*** LISTED ENTRIES ***

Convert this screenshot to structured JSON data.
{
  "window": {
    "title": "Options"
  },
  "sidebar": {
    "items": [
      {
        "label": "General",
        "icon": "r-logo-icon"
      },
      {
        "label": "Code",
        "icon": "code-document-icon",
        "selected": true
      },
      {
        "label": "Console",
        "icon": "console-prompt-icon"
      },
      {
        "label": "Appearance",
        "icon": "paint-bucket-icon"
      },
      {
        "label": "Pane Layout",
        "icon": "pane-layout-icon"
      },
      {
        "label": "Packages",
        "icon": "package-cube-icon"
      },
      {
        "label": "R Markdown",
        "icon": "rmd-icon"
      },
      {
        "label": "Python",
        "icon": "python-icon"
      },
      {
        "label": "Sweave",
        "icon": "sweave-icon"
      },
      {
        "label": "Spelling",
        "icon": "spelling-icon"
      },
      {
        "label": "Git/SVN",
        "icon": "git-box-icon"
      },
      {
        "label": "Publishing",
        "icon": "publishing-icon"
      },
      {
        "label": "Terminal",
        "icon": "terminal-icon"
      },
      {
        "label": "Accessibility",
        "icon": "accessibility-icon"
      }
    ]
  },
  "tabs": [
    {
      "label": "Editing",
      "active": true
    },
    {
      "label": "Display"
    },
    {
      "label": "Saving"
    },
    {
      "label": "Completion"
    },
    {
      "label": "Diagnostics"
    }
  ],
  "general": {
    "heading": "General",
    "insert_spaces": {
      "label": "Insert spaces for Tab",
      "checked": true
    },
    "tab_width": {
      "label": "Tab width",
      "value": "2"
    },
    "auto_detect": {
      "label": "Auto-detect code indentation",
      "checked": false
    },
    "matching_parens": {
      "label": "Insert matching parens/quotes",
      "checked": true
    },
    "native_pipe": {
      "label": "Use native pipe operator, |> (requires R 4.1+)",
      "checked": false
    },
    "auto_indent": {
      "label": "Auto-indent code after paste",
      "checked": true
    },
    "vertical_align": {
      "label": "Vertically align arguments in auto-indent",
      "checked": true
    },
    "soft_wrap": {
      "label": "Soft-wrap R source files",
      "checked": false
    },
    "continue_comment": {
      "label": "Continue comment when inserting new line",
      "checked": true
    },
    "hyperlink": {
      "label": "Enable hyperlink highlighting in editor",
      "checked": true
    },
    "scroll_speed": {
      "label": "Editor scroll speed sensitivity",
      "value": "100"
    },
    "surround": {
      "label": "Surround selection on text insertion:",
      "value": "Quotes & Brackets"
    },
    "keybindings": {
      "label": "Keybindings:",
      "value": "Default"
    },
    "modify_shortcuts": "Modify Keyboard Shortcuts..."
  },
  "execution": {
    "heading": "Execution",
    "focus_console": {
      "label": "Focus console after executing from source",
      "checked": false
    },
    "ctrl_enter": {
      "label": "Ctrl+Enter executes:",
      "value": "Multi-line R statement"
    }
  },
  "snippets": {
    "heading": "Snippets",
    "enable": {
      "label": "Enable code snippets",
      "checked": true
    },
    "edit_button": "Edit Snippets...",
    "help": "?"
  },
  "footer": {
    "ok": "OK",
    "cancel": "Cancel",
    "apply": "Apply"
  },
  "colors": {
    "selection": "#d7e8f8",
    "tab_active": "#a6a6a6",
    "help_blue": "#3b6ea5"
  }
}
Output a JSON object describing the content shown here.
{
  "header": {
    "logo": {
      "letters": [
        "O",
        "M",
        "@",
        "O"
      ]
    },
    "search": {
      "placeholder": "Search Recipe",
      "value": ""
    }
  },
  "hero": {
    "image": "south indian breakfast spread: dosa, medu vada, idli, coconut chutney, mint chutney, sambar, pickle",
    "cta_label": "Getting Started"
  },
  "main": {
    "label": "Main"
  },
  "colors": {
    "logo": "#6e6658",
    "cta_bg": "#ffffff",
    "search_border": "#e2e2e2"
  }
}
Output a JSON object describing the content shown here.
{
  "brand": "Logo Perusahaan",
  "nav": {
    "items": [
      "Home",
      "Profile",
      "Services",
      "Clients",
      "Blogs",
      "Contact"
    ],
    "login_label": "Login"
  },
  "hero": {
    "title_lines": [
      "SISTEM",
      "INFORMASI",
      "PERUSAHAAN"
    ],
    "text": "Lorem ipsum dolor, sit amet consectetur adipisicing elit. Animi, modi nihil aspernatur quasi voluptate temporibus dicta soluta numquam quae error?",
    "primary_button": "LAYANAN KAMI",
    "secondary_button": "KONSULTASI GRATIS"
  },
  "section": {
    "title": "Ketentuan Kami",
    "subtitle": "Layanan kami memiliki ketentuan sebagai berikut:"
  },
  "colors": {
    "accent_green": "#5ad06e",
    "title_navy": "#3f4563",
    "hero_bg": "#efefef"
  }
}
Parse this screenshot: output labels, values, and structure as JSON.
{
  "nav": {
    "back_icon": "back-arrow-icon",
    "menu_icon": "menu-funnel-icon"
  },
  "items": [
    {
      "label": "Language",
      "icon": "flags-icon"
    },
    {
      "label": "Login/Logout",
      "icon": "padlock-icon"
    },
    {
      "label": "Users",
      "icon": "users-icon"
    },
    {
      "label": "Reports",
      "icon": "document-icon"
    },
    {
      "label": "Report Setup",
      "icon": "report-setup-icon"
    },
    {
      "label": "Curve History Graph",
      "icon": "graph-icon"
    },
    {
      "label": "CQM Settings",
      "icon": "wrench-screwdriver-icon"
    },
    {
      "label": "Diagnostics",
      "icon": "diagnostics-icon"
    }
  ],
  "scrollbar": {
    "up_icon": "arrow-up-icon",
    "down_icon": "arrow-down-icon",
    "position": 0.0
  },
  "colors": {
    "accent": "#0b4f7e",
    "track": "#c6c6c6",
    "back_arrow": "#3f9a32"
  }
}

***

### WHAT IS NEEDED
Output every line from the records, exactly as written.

### EXERCISE RESPONSE
Convert this screenshot to structured JSON data.
{
  "window": {
    "title": "Options"
  },
  "sidebar": {
    "items": [
      {
        "label": "General",
        "icon": "r-logo-icon"
      },
      {
        "label": "Code",
        "icon": "code-document-icon",
        "selected": true
      },
      {
        "label": "Console",
        "icon": "console-prompt-icon"
      },
      {
        "label": "Appearance",
        "icon": "paint-bucket-icon"
      },
      {
        "label": "Pane Layout",
        "icon": "pane-layout-icon"
      },
      {
        "label": "Packages",
        "icon": "package-cube-icon"
      },
      {
        "label": "R Markdown",
        "icon": "rmd-icon"
      },
      {
        "label": "Python",
        "icon": "python-icon"
      },
      {
        "label": "Sweave",
        "icon": "sweave-icon"
      },
      {
        "label": "Spelling",
        "icon": "spelling-icon"
      },
      {
        "label": "Git/SVN",
        "icon": "git-box-icon"
      },
      {
        "label": "Publishing",
        "icon": "publishing-icon"
      },
      {
        "label": "Terminal",
        "icon": "terminal-icon"
      },
      {
        "label": "Accessibility",
        "icon": "accessibility-icon"
      }
    ]
  },
  "tabs": [
    {
      "label": "Editing",
      "active": true
    },
    {
      "label": "Display"
    },
    {
      "label": "Saving"
    },
    {
      "label": "Completion"
    },
    {
      "label": "Diagnostics"
    }
  ],
  "general": {
    "heading": "General",
    "insert_spaces": {
      "label": "Insert spaces for Tab",
      "checked": true
    },
    "tab_width": {
      "label": "Tab width",
      "value": "2"
    },
    "auto_detect": {
      "label": "Auto-detect code indentation",
      "checked": false
    },
    "matching_parens": {
      "label": "Insert matching parens/quotes",
      "checked": true
    },
    "native_pipe": {
      "label": "Use native pipe operator, |> (requires R 4.1+)",
      "checked": false
    },
    "auto_indent": {
      "label": "Auto-indent code after paste",
      "checked": true
    },
    "vertical_align": {
      "label": "Vertically align arguments in auto-indent",
      "checked": true
    },
    "soft_wrap": {
      "label": "Soft-wrap R source files",
      "checked": false
    },
    "continue_comment": {
      "label": "Continue comment when inserting new line",
      "checked": true
    },
    "hyperlink": {
      "label": "Enable hyperlink highlighting in editor",
      "checked": true
    },
    "scroll_speed": {
      "label": "Editor scroll speed sensitivity",
      "value": "100"
    },
    "surround": {
      "label": "Surround selection on text insertion:",
      "value": "Quotes & Brackets"
    },
    "keybindings": {
      "label": "Keybindings:",
      "value": "Default"
    },
    "modify_shortcuts": "Modify Keyboard Shortcuts..."
  },
  "execution": {
    "heading": "Execution",
    "focus_console": {
      "label": "Focus console after executing from source",
      "checked": false
    },
    "ctrl_enter": {
      "label": "Ctrl+Enter executes:",
      "value": "Multi-line R statement"
    }
  },
  "snippets": {
    "heading": "Snippets",
    "enable": {
      "label": "Enable code snippets",
      "checked": true
    },
    "edit_button": "Edit Snippets...",
    "help": "?"
  },
  "footer": {
    "ok": "OK",
    "cancel": "Cancel",
    "apply": "Apply"
  },
  "colors": {
    "selection": "#d7e8f8",
    "tab_active": "#a6a6a6",
    "help_blue": "#3b6ea5"
  }
}
Output a JSON object describing the content shown here.
{
  "header": {
    "logo": {
      "letters": [
        "O",
        "M",
        "@",
        "O"
      ]
    },
    "search": {
      "placeholder": "Search Recipe",
      "value": ""
    }
  },
  "hero": {
    "image": "south indian breakfast spread: dosa, medu vada, idli, coconut chutney, mint chutney, sambar, pickle",
    "cta_label": "Getting Started"
  },
  "main": {
    "label": "Main"
  },
  "colors": {
    "logo": "#6e6658",
    "cta_bg": "#ffffff",
    "search_border": "#e2e2e2"
  }
}
Output a JSON object describing the content shown here.
{
  "brand": "Logo Perusahaan",
  "nav": {
    "items": [
      "Home",
      "Profile",
      "Services",
      "Clients",
      "Blogs",
      "Contact"
    ],
    "login_label": "Login"
  },
  "hero": {
    "title_lines": [
      "SISTEM",
      "INFORMASI",
      "PERUSAHAAN"
    ],
    "text": "Lorem ipsum dolor, sit amet consectetur adipisicing elit. Animi, modi nihil aspernatur quasi voluptate temporibus dicta soluta numquam quae error?",
    "primary_button": "LAYANAN KAMI",
    "secondary_button": "KONSULTASI GRATIS"
  },
  "section": {
    "title": "Ketentuan Kami",
    "subtitle": "Layanan kami memiliki ketentuan sebagai berikut:"
  },
  "colors": {
    "accent_green": "#5ad06e",
    "title_navy": "#3f4563",
    "hero_bg": "#efefef"
  }
}
Parse this screenshot: output labels, values, and structure as JSON.
{
  "nav": {
    "back_icon": "back-arrow-icon",
    "menu_icon": "menu-funnel-icon"
  },
  "items": [
    {
      "label": "Language",
      "icon": "flags-icon"
    },
    {
      "label": "Login/Logout",
      "icon": "padlock-icon"
    },
    {
      "label": "Users",
      "icon": "users-icon"
    },
    {
      "label": "Reports",
      "icon": "document-icon"
    },
    {
      "label": "Report Setup",
      "icon": "report-setup-icon"
    },
    {
      "label": "Curve History Graph",
      "icon": "graph-icon"
    },
    {
      "label": "CQM Settings",
      "icon": "wrench-screwdriver-icon"
    },
    {
      "label": "Diagnostics",
      "icon": "diagnostics-icon"
    }
  ],
  "scrollbar": {
    "up_icon": "arrow-up-icon",
    "down_icon": "arrow-down-icon",
    "position": 0.0
  },
  "colors": {
    "accent": "#0b4f7e",
    "track": "#c6c6c6",
    "back_arrow": "#3f9a32"
  }
}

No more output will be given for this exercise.